By Will GrayMay 19, 2018, 10:55 pm

DALLAS – With the final round of the AT&T Byron Nelson likely to take on a match-play feel, Marc Leishman likes his chances to close out another win – even if his opponent makes him feel a little old.

Leishman, 34, shares the lead at Trinity Forest Golf Club with 21-year-old Aaron Wise, who was the youngest player to make the cut at the tournament’s new venue. The two men will start the final round at 17 under, four shots clear of their next-closest pursuers.

Leishman played the third round alongside Wise and Brian Gay, and he originally didn’t realize just how fresh-faced his fellow co-leader is.


Full-field scores from the AT&T Byron Nelson

AT&T Byron Nelson: Articles, photos and videos


“He’s a solid player for, I heard this morning he’s only 21. I didn’t realize that,” Leishman said. “I guess I was in high school before he was born, so that’s – I don’t know. You hear guys talk about that all the time but I’ve never said that, I think. Yeah, he’s a good player.”

Wise won the 2016 NCAA individual title while at Oregon, and he opted to turn pro after his sophomore season.

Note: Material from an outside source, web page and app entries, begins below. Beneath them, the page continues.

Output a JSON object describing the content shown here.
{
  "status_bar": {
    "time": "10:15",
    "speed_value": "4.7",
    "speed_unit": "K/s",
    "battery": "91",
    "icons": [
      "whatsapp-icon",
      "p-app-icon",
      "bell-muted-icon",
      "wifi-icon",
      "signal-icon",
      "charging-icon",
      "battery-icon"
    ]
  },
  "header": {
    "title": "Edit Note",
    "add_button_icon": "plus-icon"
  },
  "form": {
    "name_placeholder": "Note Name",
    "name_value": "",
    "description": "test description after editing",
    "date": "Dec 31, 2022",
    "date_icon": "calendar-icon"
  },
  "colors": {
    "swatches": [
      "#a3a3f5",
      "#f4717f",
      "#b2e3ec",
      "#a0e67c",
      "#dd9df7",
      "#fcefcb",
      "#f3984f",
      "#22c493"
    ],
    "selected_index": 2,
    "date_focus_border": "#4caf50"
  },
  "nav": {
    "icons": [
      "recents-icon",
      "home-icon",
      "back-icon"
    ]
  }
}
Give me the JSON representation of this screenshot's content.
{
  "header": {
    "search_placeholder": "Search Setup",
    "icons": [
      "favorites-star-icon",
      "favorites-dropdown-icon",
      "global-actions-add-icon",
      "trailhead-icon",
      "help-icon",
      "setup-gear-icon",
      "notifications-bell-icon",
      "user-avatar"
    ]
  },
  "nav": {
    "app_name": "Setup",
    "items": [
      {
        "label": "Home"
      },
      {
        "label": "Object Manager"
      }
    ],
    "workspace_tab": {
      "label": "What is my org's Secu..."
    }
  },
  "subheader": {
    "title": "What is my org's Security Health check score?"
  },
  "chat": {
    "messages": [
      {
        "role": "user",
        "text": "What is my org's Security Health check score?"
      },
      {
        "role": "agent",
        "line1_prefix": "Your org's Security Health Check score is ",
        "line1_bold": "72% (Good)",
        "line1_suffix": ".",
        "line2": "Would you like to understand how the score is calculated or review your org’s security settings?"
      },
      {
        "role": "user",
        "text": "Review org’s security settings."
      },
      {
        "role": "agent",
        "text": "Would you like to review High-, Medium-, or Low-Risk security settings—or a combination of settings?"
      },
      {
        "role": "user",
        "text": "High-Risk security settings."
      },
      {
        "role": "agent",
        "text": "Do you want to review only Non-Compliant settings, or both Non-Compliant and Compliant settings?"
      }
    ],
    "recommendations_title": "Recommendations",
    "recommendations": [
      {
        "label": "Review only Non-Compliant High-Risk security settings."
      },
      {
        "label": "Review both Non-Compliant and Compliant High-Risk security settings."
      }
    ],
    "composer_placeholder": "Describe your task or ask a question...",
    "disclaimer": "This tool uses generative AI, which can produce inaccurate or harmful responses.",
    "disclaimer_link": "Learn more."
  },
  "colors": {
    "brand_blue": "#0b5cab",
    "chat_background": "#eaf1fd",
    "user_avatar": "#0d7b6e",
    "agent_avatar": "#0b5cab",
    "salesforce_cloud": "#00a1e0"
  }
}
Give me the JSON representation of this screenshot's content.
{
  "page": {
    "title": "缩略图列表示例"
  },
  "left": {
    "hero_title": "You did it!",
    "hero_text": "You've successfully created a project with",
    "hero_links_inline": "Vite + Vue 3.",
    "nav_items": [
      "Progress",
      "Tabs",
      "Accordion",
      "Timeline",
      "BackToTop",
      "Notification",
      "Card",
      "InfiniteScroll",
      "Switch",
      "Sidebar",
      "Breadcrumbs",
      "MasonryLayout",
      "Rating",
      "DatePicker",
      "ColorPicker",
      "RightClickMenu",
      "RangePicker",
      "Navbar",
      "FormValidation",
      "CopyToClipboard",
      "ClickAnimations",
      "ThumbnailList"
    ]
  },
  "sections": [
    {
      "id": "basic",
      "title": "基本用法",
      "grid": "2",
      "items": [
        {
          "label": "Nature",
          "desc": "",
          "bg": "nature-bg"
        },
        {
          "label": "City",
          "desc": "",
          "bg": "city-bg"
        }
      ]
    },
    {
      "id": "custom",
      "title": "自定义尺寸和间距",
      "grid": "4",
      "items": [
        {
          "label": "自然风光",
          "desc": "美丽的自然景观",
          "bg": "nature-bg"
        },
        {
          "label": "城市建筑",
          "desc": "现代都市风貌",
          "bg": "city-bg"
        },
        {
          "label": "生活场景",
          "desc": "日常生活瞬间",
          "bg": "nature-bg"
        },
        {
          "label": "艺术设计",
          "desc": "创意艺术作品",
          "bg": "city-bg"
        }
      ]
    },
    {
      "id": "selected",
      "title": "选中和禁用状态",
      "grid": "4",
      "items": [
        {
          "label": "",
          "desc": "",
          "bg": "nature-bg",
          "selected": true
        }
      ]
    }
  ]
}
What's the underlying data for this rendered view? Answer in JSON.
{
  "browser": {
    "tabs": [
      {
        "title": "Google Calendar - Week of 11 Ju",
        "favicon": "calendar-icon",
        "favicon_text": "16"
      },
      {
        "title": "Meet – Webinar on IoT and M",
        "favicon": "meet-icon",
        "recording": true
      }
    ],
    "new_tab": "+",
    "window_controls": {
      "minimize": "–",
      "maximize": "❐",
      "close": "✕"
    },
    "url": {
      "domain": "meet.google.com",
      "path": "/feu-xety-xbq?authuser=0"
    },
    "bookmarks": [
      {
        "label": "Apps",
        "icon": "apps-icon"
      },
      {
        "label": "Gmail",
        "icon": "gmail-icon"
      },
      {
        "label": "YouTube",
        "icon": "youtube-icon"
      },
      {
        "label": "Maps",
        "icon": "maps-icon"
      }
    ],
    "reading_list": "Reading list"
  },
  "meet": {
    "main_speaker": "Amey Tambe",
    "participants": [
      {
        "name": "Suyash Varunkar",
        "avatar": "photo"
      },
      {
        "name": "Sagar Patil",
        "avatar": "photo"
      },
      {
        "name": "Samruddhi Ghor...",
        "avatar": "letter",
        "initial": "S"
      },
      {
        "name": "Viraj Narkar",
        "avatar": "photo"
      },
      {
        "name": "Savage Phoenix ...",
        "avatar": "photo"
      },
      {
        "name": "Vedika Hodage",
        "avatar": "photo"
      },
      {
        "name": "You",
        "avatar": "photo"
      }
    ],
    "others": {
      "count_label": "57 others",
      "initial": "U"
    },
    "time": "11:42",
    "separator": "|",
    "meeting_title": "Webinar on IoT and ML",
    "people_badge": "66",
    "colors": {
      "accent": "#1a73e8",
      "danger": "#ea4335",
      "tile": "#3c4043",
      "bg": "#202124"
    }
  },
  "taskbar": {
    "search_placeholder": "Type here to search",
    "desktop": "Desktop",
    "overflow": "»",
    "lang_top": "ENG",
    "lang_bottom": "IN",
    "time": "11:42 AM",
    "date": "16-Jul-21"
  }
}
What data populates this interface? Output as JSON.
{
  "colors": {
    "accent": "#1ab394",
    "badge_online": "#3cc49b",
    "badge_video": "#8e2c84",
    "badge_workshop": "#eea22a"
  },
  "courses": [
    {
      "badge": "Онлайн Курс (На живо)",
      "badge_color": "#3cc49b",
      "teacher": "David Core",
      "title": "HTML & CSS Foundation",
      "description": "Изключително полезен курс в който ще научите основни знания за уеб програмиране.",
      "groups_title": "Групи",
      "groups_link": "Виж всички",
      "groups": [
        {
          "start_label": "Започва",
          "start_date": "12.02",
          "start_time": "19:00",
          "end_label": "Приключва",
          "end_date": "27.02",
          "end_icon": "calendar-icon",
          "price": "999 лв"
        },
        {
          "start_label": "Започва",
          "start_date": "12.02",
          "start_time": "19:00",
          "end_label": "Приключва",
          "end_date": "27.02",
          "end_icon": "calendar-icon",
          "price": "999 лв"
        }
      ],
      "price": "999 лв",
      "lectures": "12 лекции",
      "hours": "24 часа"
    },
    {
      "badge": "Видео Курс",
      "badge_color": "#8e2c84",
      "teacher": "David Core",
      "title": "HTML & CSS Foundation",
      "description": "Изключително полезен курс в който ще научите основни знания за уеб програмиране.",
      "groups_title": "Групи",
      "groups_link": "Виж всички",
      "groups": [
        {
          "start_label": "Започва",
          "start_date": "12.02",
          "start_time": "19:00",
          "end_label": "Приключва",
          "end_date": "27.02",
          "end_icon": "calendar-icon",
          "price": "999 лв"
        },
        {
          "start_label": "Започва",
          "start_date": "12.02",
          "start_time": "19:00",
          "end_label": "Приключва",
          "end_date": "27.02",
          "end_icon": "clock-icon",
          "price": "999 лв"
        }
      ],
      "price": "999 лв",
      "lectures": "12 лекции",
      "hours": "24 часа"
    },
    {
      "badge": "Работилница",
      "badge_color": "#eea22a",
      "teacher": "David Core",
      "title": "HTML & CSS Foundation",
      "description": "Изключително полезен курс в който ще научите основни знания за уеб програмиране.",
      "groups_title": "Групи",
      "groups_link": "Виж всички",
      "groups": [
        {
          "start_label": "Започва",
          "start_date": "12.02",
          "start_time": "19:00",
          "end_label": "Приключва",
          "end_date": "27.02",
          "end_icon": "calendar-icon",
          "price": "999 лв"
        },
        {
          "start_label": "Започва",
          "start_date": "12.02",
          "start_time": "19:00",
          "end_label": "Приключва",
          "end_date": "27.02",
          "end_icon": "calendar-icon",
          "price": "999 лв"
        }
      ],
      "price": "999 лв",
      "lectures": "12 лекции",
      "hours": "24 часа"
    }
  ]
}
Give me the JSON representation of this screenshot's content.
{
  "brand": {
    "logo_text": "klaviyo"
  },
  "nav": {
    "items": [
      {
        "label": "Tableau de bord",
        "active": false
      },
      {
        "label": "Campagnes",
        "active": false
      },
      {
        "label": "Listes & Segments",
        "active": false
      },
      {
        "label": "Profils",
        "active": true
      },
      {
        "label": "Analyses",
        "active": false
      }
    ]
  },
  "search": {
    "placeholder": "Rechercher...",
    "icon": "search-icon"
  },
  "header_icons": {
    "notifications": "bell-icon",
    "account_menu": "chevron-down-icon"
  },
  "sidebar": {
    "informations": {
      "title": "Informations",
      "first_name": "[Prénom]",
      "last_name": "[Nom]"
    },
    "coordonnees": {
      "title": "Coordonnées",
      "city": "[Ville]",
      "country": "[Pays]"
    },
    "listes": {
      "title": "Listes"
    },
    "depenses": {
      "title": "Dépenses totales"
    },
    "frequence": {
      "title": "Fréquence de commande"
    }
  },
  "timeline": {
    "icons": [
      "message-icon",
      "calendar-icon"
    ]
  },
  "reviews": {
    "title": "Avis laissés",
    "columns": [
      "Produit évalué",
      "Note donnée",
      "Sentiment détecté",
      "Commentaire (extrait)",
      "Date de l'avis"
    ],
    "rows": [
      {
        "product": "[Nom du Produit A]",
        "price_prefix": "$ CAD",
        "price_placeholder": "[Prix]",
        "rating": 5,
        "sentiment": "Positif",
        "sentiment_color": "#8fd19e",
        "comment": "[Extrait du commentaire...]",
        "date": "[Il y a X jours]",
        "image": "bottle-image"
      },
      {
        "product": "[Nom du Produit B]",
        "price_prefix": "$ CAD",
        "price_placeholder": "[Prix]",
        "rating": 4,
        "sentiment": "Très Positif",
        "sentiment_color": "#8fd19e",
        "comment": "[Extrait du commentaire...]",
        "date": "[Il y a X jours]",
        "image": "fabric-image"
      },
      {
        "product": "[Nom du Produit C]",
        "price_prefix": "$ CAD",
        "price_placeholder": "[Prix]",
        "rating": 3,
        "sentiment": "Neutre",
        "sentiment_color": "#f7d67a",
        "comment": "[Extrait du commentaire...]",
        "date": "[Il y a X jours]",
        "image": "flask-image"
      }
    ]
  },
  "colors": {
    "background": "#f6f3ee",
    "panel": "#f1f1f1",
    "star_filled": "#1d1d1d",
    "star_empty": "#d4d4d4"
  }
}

While he could have been capping his senior season with a return to the NCAAs next week, Wise is pleased with the career choice and remains eager for a chance to close out his first career PGA Tour win against a seasoned veteran.

“I feel like I’m in a great spot for tomorrow,” Wise said. “I feel like I’m getting some great experience for a kid this young. It’s only going to serve me well down the road.”